Then I looked in the mirror. I tugged at my clothes and pinched at my full, fleshy, hips, that were stripy with stretch marks.
My jumper was TOO BIG. No… it wasn’t the jumper. It was me. I was TOO BIG.
So I decided to go for a walk. Then the next day, at the same time, I went for another walk. Then it was a walk, every day, for the next six months.
I had a special cassette tape, for walking, that I made myself. It was full of upbeat and motivational music that I’d pilfered off the radio. My goal was to get back to my front gate earlier in the tape every time. It worked a treat.
Little games like that got me through.
I also made myself a secret exercise regime to complete every morning, without fail, in my room: 100 sit ups. 100 leg lifts (both on my side and on my back). 100 squats. And I made some makeshift weights from two cans of baked beans that I’d stolen from the pantry.
Every spare moment was spent hoarding, and reading, old copies of my Mum’s Slimming World Magazines. She had hundreds. I’d pour over the before and after photos, comparing those ladies weights with my own. “She started heavier than me” WIN. “I’m still heavier than her” FAIL.
For someone who hated math, I sure became obsessed, and very good, with numbers.
I memorised the fat and calorie content of every food I came in contact with. I didn’t really understand about how calories worked, so I simply decided that fat was the enemy.
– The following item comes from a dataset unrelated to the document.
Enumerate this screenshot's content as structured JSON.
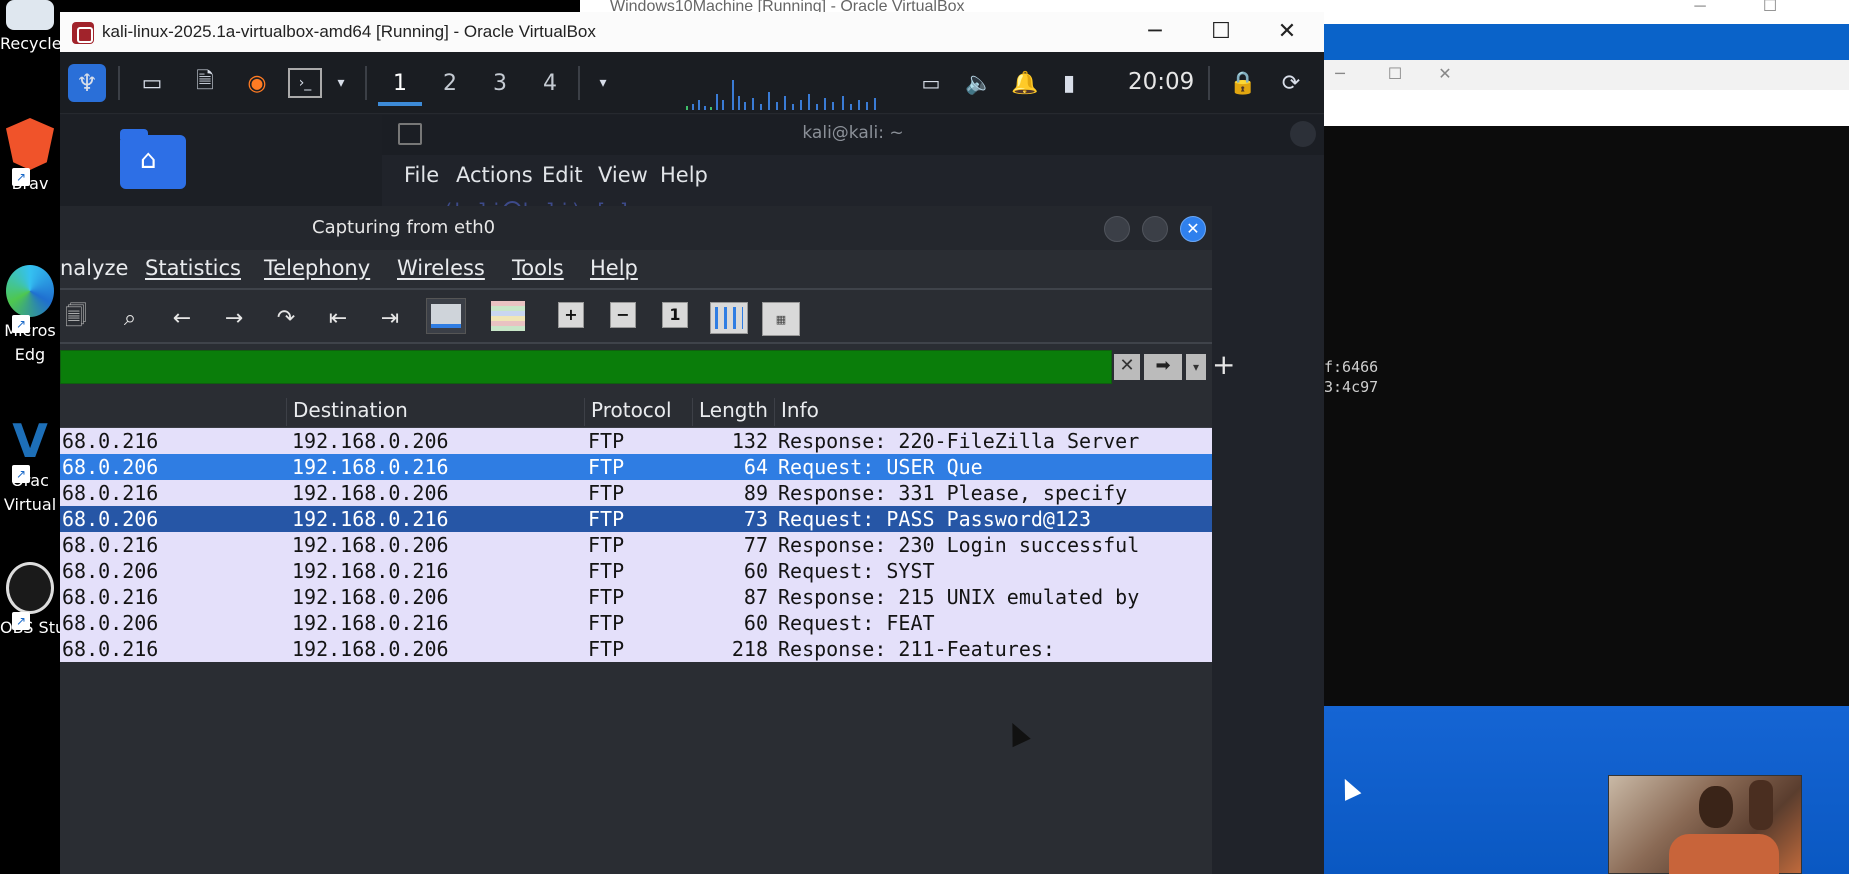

Everything must have zero fat.
A couple of months in, my Mum went back to England for a month, which was great for my game as my Dad and Brother ate a lot of food I didn’t want. Things like meat, and takeaways. They didn’t care or take any notice of what I ate (or didn’t), so I could just make my own dinner every night. The dinner I allowed myself was always the same: a cup of pasta bows with some canned tomato sauce. It felt like plenty after eating nothing all day.
It didn’t take long before I stopped understanding why people needed three meals a day. One was just the perfect amount. Food stopped having any kind of pleasure. It became a function. A chore. An inconvenience.
I lost about 25kg, very quickly. I was suddenly a size 6 in Jay Jay’s and Glassons jeans. I didn’t really have any boobs anymore. I had to spend all of my pocket money on clothes from the mall because nothing fit me, which I resented because I just wanted to buy magazines and CD’s. My school uniform hung off me like a gross, daggy, sack. And I was always cold. So so freezing cold. I’d huddle in blankets and duvets in my room, my fingers and toes going numb.
But all I cared about was what other people thought of me, and since no one – not a single friend, teacher or family member said anything to me about how I looked or had changed, I figured that it wasn’t noticeable, it wasn’t a big deal. That I must still be TOO BIG. I must keep working hard.
Which is why I was shocked when, later that year, I looked at a photo of myself. My smile was tired. I looked dead behind the eyes, with big dark circles underneath. I looked old. Not older in a cool way. Just old. And very sad. That wasn’t what I wanted. I was meant to become thin, pretty, suddenly know how to talk to boys, and become super popular at school. But this girl in the photo didn’t look any of those things, and she certainly didn’t look like me… so why couldn’t I see her when I looked in the mirror? Why did I only see TOO BIG? TOO BIG.
Ten years later I showed this photo to my then-boyfriend. He gasped…then told me that I looked “Really hot back then. You should try to look more like that now”.
Yeah, more on him another time.